In the meantime, I’d had a an idea for another feature that I thought tied quite well into the app. Since the app was sort of a selfish Twitter client (in that it only showed mentions and notifications that are about you) without showing you the main feed, I thought it would be nice if it could also tell you how many followers you were losing/gaining. I called this new feature Widgets. It gives you movable Widgets that sit on your desktop and show info about each of your Twitter accounts.
The numbers in brackets give the change in followers/following over the past 24 hours. So I can see my @johnwinter account lost 6 followers while my @aptonic account gained 17 in the last 24 hours. I spent a few weeks developing Widgets, writing a preference pane to control them and then ironing out the bugs.
After releasing a beta to a few hundred users on Twitter to fix any major bugs I missed, the app was finally ready for submission to the Mac App Store. I sent it to Apple for review on the 23rd of November and waited anxiously. If they rejected it, it likely wouldn’t make it into the store until long after the iTunes Christmas closedown from December 21 to December 28 during which Apple don’t review apps. While I waited impatiently, I worked on the Tweetifier website and got it ready for the launch.

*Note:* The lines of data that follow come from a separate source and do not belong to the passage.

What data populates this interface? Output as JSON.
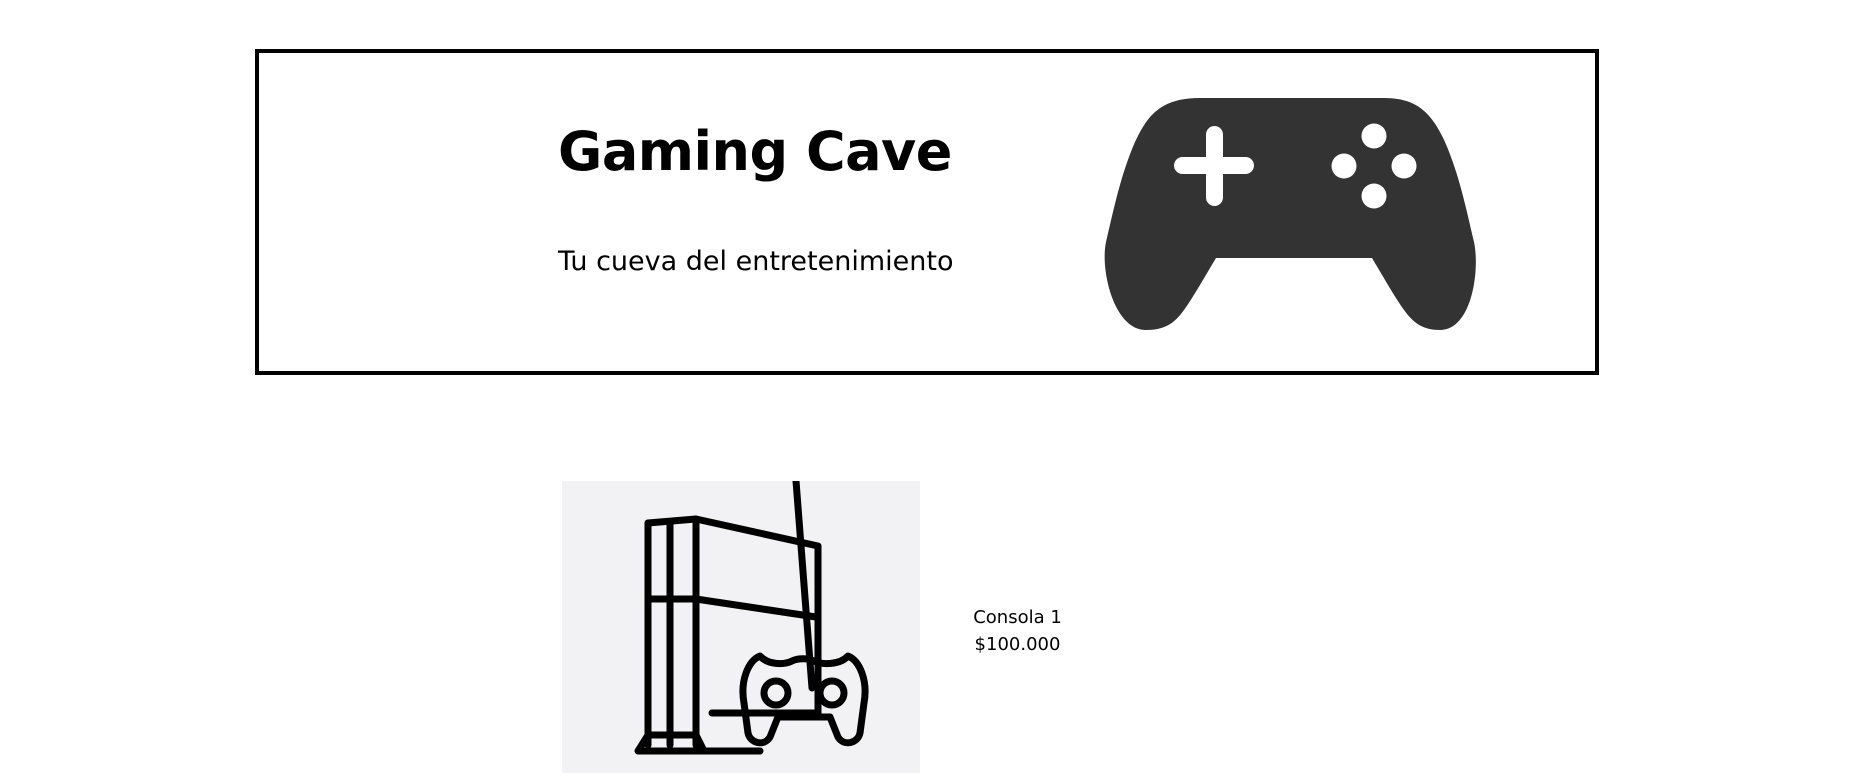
{
  "header": {
    "title": "Gaming Cave",
    "tagline": "Tu cueva del entretenimiento",
    "icon": "gamepad-icon"
  },
  "products": [
    {
      "name": "Consola 1",
      "price": "$100.000",
      "icon": "game-console-icon"
    }
  ],
  "colors": {
    "border": "#000000",
    "icon_fill": "#333333",
    "product_image_bg": "#f2f2f4"
  }
}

Finally, 14 days later on December 6th Apple approved the app! I was thrilled. It had been a long and trying journey but I had learnt plenty and managed to make an app that I was proud of.
It therefore gives me great pleasure to announce that Tweetifier is available today on the Mac App Store. Take a look at the app website I did and check out the video and screenshots on the app store. Or better still, go and buy the app from the link below – it’s only $2
I’d like to mention that getting the app in the store is really only the beginning, as I alluded to in this post there are many more features I’d like to add such as App.net support, the ability to run a script when a tweet arrives, a keyboard shortcut to open Twitter and a few other ideas I have. I’m hoping to release some great updates to the app in the coming months.
Finally, I’d like to say a huge thank you to Taher who did an outstanding job with the design of the app and gave me much help and encouragement along the way. I feel like this app is the first of my apps that has really been really well designed from the ground up and that’s largely thanks to the work of Taher.
If you have thoughts or questions on the app or on this blog post I’d love to hear, leave me a comment either here or on Hacker News.
Thanks for reading!